Tony Tyler, director general and chief executive officer of the International Air Transport Association (Iata), a global industry trade body, says the European Union-Emission Trading Scheme is a regional programme, which cannot be imposed on the rest of ther world. In an interaction with reporters in New Delhi, Tyler says Europeans should withdraw the “objectionable” elements in the scheme in consultation with the International Civil Aviation Organisation. Edited excerpts.
What is Iata’s stand on the EU-Emission Trading Scheme (ETS)?
Iata is not against the emission trading schemes. We believe ETS is a good example of market-based measures which would help the industry in meeting challenging environmental goals in terms of meeting our carbon emission targets. It would increase our efficiency by 1.5 per cent every year between now and 2020 from net freeze of carbon emissions to carbon neutral growth by 2020 and eventually to hit the target of 50 per cent reduction in emission by 2050. The problem with the EU-ETS is it is a regional scheme the Europeans are seeking to impose on the rest of the world. India is prominent among countries objecting to it. What Europeans believe is a stepping stone in the global system is a roadblock for the industry. They should recognise that and find a way of withdrawing the objectionable elements. They should come to the International Civil Aviation Organisation for this.
I don’t think India is philosophically against market- based measures. India is fair in its opposition.
What are your objections to the Airports Economic Regulatory Authority’s decision to raise airport charges by 346 per cent of the Delhi airport? The raise comes after 10 years.
I don’t agree that the rate increase is justifiable because it’s happening after 10 years. Why should there have been a rate increase earlier when the improved facilities just came up some time back? Nowhere in the world we have seen such a steep raise.

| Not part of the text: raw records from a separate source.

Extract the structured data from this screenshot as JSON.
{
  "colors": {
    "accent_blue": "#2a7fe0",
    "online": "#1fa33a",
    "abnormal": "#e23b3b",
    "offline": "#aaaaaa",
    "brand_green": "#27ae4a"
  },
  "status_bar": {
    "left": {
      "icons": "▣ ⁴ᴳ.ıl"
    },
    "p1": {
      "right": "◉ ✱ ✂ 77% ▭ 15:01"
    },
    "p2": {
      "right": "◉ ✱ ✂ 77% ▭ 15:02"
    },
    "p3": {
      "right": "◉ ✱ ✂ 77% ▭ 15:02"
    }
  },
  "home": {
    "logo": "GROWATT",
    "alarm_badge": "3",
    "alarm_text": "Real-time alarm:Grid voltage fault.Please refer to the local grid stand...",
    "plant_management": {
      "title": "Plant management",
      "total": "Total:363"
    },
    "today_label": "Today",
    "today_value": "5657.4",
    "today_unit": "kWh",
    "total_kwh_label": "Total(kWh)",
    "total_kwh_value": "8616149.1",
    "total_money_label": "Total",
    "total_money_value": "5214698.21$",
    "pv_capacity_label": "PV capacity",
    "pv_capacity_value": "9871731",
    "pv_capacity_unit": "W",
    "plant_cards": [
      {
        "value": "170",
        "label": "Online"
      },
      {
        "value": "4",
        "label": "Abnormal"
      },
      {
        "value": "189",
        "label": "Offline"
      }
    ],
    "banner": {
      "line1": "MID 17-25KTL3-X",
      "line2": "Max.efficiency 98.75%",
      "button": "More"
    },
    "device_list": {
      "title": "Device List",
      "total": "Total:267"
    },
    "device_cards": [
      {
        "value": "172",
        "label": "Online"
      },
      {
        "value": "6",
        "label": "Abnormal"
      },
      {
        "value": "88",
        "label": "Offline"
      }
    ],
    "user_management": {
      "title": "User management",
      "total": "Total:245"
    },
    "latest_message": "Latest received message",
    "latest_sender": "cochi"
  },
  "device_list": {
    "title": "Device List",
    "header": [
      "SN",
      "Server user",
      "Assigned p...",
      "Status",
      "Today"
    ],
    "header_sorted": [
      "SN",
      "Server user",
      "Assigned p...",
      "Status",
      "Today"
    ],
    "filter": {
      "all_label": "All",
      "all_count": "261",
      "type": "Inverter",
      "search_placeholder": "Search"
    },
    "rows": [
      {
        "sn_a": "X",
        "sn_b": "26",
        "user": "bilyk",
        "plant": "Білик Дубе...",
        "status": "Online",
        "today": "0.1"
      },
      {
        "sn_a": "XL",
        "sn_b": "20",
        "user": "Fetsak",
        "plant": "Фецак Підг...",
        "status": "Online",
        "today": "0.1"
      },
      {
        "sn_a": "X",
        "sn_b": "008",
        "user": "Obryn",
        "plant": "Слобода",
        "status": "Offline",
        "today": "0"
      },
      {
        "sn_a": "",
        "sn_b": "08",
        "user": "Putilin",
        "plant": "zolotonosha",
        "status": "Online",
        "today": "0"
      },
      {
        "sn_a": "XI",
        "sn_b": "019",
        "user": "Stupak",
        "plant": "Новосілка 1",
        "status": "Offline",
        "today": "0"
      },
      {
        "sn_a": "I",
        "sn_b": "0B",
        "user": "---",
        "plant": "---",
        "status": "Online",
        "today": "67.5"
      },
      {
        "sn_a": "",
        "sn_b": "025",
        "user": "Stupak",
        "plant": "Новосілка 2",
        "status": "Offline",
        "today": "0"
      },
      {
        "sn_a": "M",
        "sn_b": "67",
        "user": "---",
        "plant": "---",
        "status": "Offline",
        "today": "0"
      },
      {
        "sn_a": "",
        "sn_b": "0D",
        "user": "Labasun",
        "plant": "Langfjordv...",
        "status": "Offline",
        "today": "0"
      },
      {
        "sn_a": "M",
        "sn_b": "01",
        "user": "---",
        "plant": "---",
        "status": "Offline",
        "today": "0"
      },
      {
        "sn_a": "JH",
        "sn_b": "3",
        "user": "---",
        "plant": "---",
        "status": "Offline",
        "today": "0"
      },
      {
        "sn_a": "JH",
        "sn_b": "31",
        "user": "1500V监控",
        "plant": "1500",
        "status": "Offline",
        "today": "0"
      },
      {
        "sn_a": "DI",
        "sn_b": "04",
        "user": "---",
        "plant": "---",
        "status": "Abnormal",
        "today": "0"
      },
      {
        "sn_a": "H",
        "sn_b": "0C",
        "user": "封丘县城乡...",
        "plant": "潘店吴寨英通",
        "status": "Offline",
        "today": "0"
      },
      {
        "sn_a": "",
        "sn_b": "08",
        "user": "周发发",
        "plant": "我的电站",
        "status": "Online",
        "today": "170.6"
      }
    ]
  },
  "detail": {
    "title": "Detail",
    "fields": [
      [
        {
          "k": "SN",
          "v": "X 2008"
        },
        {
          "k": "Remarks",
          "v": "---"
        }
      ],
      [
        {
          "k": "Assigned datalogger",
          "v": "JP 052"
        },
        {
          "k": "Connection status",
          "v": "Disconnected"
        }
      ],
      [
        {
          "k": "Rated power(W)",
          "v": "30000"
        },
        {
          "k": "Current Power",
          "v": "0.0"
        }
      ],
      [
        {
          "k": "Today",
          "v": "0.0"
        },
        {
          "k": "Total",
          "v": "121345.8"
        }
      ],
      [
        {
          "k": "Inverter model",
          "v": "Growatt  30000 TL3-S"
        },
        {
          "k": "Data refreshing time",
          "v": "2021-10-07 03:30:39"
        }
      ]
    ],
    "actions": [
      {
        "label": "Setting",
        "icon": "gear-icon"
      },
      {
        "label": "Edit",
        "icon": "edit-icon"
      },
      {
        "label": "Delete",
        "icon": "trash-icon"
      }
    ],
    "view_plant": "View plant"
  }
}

We are not happy with the huge increase in costs and introduction of charges on passengers as that dampens demand. As I mentioned, there is a projection of dampening of five-seven per cent demand. The Delhi airport enjoys 30 per cent of the commercial revenue coming into the aeronautical side of the business and the rest goes to the airport operators without any form of regulatory consideration.
If the airport can enjoy returns of 16 per cent on the aeronautical assets, we consider that to be fair. At the same time, the airlines have the right to enjoy the benefits of the business that they are bringing to the airport. Airlines (operating in New Delhi) will have to shell out around $ 400 million because of this raise. This amounts to about 14 per cent of their profitability worldwide.
Do you think the financial fragility of airlines in India is compromising safety?
I am sure that DGCA (aviation regulator Directorate General of Civil Aviation) is keeping a close eye on this and doing a good job. Safety is above everything else.
What has been the update on Kingfisher Airlines joining the domestic BSP (Billing and Settlement Plan, a system designed to facilitate the flow of data and funds between travel agencies and airlines)?
We are in dialogue with Kingfisher regarding this. Kingfisher would be reinstated in the domestic BSP after it signs the agreement. I can’t comment on the timeline.